White House officals said the group represents states that have implemented reforms similar to those backed by Trump. The mostly Republican group included governors from Kentucky, Georgia, Louisiana, Mississippi and North Dakota, as well as attorneys general from Florida and Texas.
Trump is pushing a bill that has passed the House of Representatives that would provide $250 million over five years to fund education, vocational training and rehabilitation programs within the federal prison system. Participating inmates get credits toward early release or serving the rest of their sentences in halfway houses or home confinement.
The prison reform bill, “Formerly Incarcerated Re-enter Society Transformed Safely Transitioning Every Person Act,” is also known by its acronym the First Step Act.
Jared Kushner, Trump's son-in-law and adviser, has been working with congressional allies to move the First Step program forward.
First Step Act

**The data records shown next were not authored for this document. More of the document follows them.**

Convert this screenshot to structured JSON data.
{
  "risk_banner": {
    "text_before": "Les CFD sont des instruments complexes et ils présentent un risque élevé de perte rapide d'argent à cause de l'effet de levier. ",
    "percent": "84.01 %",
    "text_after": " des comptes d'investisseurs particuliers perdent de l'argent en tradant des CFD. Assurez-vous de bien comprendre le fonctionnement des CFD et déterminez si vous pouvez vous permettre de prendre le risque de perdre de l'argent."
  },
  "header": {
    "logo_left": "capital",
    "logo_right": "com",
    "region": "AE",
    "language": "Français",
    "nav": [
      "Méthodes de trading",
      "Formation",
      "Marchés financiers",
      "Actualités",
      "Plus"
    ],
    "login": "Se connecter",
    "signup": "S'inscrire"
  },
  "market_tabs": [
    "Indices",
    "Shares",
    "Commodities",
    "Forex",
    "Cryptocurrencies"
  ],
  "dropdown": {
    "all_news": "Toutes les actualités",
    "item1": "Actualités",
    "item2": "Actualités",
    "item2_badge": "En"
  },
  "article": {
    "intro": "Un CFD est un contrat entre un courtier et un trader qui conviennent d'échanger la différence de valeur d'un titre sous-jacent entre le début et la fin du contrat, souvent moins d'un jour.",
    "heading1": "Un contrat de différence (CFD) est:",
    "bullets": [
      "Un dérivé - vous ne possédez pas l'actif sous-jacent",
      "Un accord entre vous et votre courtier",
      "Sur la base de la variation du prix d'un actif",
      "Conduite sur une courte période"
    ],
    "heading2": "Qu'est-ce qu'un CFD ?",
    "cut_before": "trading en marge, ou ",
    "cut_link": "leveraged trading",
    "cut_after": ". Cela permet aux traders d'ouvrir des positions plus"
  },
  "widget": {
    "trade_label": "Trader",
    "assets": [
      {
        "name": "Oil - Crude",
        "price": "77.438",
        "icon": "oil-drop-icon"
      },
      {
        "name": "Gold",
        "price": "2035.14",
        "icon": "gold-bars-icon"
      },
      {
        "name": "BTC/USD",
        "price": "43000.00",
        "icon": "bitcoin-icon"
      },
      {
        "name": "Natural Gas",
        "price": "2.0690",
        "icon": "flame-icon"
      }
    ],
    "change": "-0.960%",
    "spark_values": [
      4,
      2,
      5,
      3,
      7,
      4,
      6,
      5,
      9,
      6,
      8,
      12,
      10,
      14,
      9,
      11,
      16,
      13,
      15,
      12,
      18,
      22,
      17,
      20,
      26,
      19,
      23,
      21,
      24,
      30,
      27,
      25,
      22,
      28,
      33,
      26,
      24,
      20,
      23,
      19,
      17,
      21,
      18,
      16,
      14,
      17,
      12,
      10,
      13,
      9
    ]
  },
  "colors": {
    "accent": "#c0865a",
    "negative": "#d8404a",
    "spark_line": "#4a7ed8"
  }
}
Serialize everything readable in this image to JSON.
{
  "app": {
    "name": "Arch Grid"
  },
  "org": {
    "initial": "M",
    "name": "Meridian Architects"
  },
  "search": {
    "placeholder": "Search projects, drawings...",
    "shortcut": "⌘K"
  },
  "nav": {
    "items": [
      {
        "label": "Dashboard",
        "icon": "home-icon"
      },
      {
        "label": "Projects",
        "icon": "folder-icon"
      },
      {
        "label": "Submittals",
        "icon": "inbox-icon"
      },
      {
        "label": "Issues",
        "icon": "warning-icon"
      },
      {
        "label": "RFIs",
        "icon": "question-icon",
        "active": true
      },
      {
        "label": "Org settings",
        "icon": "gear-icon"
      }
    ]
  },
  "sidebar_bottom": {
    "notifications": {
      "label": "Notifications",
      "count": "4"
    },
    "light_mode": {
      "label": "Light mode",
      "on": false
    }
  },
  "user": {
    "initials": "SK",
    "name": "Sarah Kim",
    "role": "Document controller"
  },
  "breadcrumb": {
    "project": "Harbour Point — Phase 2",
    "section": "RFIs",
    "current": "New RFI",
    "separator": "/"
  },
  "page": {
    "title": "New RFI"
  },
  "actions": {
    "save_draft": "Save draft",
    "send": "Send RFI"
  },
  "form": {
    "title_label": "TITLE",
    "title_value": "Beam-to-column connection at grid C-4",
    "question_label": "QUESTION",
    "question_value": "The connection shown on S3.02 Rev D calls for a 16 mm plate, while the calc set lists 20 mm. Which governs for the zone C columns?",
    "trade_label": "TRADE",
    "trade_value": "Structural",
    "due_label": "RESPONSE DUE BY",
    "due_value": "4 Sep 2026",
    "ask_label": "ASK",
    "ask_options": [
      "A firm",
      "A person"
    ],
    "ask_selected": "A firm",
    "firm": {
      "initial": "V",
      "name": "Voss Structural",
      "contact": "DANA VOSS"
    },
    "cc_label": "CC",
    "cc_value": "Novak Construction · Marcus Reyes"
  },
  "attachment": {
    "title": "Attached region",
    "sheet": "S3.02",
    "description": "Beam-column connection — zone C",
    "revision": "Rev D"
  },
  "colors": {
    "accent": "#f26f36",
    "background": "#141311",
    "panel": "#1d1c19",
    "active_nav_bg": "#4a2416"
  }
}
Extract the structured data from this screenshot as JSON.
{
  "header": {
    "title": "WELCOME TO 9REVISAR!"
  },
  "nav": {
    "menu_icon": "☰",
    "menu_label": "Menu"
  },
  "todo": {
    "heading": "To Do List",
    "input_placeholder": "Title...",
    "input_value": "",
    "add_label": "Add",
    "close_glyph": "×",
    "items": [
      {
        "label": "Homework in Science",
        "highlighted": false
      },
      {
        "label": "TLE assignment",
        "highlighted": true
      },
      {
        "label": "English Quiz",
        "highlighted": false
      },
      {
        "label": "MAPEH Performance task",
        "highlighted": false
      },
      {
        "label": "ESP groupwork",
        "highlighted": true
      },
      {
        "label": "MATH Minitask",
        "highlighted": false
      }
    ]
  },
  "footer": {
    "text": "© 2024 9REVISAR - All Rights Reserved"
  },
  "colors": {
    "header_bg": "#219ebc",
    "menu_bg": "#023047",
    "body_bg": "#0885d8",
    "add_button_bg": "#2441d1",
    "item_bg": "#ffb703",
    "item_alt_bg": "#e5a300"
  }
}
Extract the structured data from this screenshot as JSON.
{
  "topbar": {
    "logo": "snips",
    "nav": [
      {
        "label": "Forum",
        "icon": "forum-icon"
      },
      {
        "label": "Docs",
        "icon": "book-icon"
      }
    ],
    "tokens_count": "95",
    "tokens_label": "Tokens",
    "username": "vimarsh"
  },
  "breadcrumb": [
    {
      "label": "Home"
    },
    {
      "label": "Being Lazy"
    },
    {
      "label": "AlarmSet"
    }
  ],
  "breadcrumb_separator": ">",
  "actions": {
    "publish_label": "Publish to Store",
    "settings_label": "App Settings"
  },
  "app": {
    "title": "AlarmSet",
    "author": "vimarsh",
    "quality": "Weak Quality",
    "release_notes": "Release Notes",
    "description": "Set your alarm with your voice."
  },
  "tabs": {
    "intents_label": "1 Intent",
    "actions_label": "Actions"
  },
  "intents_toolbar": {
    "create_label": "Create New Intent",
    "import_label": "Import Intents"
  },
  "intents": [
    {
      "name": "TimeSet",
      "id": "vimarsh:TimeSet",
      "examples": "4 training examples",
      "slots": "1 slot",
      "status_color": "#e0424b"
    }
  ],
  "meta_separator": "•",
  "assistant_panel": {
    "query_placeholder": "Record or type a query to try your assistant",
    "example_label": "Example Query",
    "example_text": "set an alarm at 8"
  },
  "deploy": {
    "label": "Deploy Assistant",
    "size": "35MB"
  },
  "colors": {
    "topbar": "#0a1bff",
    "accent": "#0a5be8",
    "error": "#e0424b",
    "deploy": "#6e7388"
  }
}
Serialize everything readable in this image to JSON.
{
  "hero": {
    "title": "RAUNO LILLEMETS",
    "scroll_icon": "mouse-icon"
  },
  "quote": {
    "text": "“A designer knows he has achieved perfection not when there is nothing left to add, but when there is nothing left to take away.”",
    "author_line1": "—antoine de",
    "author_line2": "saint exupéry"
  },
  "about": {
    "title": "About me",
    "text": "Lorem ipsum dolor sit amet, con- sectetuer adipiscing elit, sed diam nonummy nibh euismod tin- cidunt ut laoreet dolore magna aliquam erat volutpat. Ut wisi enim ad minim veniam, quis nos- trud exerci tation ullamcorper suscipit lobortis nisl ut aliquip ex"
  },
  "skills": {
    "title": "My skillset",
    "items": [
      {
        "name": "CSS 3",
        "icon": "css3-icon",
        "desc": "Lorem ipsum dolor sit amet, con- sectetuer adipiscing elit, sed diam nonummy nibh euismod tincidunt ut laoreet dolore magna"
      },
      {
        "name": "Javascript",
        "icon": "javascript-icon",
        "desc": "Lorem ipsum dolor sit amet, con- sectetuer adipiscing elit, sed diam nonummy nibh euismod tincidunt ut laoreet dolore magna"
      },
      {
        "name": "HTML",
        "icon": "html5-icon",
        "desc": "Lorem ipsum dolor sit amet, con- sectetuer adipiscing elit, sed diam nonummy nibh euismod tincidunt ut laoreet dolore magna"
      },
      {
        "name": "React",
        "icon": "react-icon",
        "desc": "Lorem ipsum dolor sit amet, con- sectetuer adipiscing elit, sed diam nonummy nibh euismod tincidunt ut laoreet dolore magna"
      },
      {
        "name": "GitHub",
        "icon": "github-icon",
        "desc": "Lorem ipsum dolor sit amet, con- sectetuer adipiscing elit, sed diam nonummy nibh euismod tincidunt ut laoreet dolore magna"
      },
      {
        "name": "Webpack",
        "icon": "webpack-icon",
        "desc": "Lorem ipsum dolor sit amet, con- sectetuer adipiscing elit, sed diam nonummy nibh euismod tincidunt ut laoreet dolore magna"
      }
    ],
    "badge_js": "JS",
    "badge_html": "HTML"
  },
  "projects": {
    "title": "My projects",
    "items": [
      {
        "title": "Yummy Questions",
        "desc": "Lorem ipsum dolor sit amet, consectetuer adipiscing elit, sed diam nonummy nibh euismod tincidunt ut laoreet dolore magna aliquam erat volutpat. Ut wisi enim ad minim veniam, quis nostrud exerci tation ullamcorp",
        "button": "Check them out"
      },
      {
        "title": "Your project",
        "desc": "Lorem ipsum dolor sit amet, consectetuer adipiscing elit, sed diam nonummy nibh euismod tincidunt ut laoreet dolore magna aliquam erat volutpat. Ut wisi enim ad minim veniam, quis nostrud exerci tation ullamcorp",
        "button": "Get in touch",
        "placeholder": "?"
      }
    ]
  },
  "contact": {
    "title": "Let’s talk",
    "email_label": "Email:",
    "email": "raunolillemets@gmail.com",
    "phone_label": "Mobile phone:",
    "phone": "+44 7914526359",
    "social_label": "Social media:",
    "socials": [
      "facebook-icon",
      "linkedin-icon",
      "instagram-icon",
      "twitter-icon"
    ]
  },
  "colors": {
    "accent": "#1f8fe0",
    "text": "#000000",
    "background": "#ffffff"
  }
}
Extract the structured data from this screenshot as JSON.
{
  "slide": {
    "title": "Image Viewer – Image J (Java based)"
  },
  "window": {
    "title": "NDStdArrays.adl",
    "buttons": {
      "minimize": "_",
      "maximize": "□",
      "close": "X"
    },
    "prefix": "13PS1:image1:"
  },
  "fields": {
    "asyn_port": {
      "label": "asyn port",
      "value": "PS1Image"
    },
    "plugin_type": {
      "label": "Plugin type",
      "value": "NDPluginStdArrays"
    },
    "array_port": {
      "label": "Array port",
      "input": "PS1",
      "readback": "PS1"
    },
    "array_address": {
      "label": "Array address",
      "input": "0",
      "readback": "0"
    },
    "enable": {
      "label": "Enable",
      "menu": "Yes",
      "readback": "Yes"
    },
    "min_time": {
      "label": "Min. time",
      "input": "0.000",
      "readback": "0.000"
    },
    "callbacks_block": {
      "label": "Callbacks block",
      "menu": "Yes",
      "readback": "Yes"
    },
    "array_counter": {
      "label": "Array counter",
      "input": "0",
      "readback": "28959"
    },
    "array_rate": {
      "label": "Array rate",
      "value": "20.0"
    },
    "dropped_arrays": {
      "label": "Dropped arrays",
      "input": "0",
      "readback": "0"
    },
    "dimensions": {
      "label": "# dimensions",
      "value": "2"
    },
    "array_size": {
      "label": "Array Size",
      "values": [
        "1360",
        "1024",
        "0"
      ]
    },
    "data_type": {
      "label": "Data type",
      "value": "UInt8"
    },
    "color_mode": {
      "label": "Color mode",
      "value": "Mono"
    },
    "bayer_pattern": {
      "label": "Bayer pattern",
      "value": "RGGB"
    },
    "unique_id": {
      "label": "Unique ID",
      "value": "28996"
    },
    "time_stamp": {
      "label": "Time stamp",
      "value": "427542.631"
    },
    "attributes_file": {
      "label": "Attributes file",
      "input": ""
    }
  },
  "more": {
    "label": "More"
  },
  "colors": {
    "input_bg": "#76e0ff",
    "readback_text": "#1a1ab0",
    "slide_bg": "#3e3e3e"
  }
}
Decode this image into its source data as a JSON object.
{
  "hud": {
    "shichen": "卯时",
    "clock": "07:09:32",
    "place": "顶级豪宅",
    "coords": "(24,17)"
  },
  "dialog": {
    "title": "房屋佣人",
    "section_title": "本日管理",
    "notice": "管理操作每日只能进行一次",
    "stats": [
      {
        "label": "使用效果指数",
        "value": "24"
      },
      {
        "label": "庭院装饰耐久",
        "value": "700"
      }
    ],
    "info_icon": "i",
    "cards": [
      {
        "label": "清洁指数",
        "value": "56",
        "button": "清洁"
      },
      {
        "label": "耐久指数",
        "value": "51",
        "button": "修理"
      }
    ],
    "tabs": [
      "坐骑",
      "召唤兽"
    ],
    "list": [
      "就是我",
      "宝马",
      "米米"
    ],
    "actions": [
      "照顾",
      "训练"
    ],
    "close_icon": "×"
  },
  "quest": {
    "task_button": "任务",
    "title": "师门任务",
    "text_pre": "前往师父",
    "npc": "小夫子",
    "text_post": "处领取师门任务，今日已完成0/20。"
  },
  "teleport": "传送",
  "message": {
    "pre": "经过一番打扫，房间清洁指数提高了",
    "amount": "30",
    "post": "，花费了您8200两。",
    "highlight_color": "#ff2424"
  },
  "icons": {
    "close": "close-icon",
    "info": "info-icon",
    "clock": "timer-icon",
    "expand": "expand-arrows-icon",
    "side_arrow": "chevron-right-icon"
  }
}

Ryan Streeter, director of domestic policy studies with the American Enterprise Institute, said First Step uses “evidence-based interventions to help people get the kind of training they need, the attachment to the community they need, and the things that we’ve seen actually work in a research-based environment.”
He says there is growing congressional consensus on the need for sentencing reform, but initiatives have faced roadblocks. Streeter sees the legislation as an effort to ensure that when inmates reach the end of their sentences, they don’t end up back behind bars within five years, which is what happens with more than 75 percent of the prison population.
The First Step Act is a “back end” type of prison reform, meaning it focuses on cutting prison time once people are incarcerated. A "front end" initiative focuses on reducing the amount of people sent to prison and the amount of time they spend there by making changes in the process of arrest, prosecution and sentencing.
The bill focuses solely on the federal prison system, which is only a small part of the overall U.S. prison system. Critics say the bill does not address the main causes of mass incarceration: prison sentences that are too long, and too many incarcerated people. For example, the bill would not reduce or limit mandatory minimum sentences for minor drugs offenses.
A separate piece of legislation — a broader criminal justice reform bill co-written by senators Chuck Grassley and Richard J. Durbin — is also moving though the Senate and has received bipartisan support.
The Washington Post is reporting that administration officials are pushing for a deal that would combine the Senate bill and the First Step Act, including provisions that would allow judges to issue sentences shorter than mandatory minimums for low-level crimes.
The deal may face opposition from within Trump’s own administration, particularly from Attorney General Jeff Sessions, who has come out in strong opposition to any measures that would change mandatory minimum sentencing guidelines.
Support from minorities
Racial disparity is a huge problem in the U.S. criminal justice system. African-Americans are incarcerated at more than five times the rate of whites.
According to the Sentencing Project, 1 in every 10 black men in his 30s is in prison or jail on any given day.
Last week at the White House, Trump met with a group of urban pastors to discuss prison reform. Attendees said the president essentially came out in support of broad-based reforms to the criminal justice system.
Criminal justice reform
A number of polls, including one by the American Civil Liberties Union Campaign for Smart Justice, have shown that the majority of Americans support criminal justice reforms and believe the country's criminal justice system needs significant improvements.
The U.S. makes up about 5 percent of the world’s population but has 21 percent of the world’s prisoners. According to the World Prison Brief, an online database providing information on prison systems around the world, 655 people were incarcerated in the U.S. per 100,000 population in 2016.